Generic giant Teva will purchase Auspex Pharmaceuticals Monday in a deal worth $3.5 billion. At the heart of the deal is Auspex’s SD-809, an investigational medicine for treating abnormal involuntary movements in conditions such as Huntington’s disease, Tourette’s syndrome and Tardive Dyskinesia.
No stranger to drugs that treat the central nervous system, Teva hopes to leverage its existing infrastructure to accelerate the development and commercialization of SD-809. The Israel-based drugmaker currently markets Azilect for Parkinson’s, Copaxone for multiple sclerosis and Nuvigil for excess sleepiness from narcolepsy, sleep apnea or night shift work. Sales of Copaxone reached $4.2 billion in 2014, while Azilect and Nuvigil saw combined sales of $816 million.

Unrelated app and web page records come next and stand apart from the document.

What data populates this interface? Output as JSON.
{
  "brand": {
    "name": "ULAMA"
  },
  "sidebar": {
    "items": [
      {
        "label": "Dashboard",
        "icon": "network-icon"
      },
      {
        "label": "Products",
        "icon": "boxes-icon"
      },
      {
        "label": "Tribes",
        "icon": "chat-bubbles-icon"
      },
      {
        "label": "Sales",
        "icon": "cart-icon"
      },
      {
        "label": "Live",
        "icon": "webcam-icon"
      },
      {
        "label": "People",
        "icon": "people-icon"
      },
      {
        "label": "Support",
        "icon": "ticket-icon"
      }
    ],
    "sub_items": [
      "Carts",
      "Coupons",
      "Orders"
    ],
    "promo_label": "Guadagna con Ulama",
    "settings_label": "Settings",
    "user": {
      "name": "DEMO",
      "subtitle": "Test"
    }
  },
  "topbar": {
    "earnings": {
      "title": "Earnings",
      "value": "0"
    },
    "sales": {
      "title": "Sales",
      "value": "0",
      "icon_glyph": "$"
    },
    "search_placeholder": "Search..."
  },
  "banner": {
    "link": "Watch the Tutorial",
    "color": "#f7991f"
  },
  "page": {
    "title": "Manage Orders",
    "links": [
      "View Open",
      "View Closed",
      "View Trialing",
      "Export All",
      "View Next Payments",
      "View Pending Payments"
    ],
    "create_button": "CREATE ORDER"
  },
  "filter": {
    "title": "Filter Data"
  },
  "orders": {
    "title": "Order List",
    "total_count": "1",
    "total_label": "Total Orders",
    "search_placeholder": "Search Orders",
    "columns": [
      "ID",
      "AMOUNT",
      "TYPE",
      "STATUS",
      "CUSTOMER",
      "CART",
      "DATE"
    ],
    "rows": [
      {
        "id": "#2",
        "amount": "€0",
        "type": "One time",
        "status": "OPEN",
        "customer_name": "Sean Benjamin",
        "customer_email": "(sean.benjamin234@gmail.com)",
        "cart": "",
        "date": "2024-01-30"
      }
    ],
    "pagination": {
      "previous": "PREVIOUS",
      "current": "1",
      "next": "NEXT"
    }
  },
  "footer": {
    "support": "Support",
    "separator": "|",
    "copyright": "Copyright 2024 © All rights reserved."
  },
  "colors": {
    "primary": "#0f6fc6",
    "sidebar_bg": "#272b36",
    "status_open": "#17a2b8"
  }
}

Teva’s pipeline is also heavily invested in CNS. The company is currently investigating laquinimod in two Phase-II trials for use in Huntington’s disease and progressive forms of multiple sclerosis as well as in a Phase-III trial for relapsing-remitting MS. It is also researching pridopidine for use in Huntington’s disease in a Phase-II trial.
SD-809 could help fill the shoes of Copaxone, which will begin to face generic competition in the coming months. The Supreme Court voted in January to protect Copaxone from rival drugmakers until September. The 7-2 ruling gives Teva more time to switch patients to its newer three-times-per-week formulation, Copaxone 40mg — as opposed to Copaxone 20mg, which requires a daily injection.
Jefferies analyst David Steinberg wrote in an investor note last week that new Copaxone has averaged a conversion rate of 65.4% over the past four weeks. Auspex reported in its fourth quarter earnings report that it expects to file SD-809 by mid-2015.